    IF (pins AND mask)

    it looks up "pins" and "mask" and infers correctly from their usual meaning in a programming context that it must be a bitwise AND.

    OTOH, if one writes

    IF (net_pay AND taxable)

    if looks up "net," "pay," and "taxable" to infer -- again correctly! -- that it must be a Boolean AND.

    Such a compiler would be pure genius!

    -Phil
    “Perfection is achieved not when there is nothing more to add, but when there is nothing left to take away. -Antoine de Saint-Exupery
  • jmgjmg Posts: 9,846
    ersmith wrote: »
    .... If Spin had a boolean type then perhaps we could rely on the compiler to infer which is intended, but with all variables being 32 bit integers this isn't really possible.
    Fair point, given P2 has BIT operators, perhaps adding a boolean type makes solid sense ?
    It certainly helps save precious COG memory, and is already done in MCUs like the 8051.

  • How about we just take the simple path we are on now?

    Seriously, it's nice overall, save for the shift discussion. Seems like we can either live with it, or resolve it, and move on, done!

    Do not taunt Happy Fun Ball! @opengeekorg ---> Be Excellent To One Another SKYPE = acuity_doug
    Parallax colors simplified: http://forums.parallax.com/showthread.php?123709-Commented-Graphics_Demo.spin<br>
  • cgraceycgracey Posts: 7,605
    edited April 13 Vote Up0Vote Down
    I agree that for Spin, >> should just be a simple shift right.
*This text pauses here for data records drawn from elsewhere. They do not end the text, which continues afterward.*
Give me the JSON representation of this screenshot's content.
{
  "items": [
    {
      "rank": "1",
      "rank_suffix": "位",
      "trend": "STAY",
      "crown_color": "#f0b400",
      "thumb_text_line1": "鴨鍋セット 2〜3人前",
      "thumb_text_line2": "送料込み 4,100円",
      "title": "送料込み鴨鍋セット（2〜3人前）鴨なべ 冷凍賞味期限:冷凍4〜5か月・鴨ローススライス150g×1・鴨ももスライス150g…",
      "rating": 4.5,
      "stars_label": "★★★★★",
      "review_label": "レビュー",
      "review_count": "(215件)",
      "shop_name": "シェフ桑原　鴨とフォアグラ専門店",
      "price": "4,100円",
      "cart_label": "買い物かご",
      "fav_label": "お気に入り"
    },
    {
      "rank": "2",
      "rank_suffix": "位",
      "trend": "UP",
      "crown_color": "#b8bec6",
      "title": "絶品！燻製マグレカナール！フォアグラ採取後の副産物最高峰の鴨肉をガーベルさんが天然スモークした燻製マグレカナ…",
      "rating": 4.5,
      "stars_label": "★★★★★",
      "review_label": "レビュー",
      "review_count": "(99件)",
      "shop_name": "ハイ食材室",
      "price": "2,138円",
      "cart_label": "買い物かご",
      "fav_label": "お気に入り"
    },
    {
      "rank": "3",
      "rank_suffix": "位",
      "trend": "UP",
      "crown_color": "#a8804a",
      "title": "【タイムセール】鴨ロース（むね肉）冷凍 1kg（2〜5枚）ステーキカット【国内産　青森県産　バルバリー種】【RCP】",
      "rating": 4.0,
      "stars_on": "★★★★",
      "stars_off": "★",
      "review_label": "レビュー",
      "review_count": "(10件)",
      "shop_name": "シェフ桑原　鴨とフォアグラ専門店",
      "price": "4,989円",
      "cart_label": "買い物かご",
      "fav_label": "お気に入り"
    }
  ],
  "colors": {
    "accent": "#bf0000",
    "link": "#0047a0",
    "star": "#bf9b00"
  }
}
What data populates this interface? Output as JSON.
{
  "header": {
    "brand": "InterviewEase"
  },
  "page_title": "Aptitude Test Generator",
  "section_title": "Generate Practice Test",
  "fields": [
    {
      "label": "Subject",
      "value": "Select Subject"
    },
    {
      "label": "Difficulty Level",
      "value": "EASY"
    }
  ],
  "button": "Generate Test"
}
I should have realized that.

    SAR can be the arithmetic version. This means we don't need SHR and SHL, since >> and << cover those.
  • Any beefs with the precedence order? It's different than C, but I've got to say that C precedence seems a little 'off' in places.
  • Keep the Spin precedence order, Chip. I concur with your assessment that C's is a bit off.

    Thanks,
    -Phil
    “Perfection is achieved not when there is nothing more to add, but when there is nothing left to take away. -Antoine de Saint-Exupery
Sign In or Register to comment.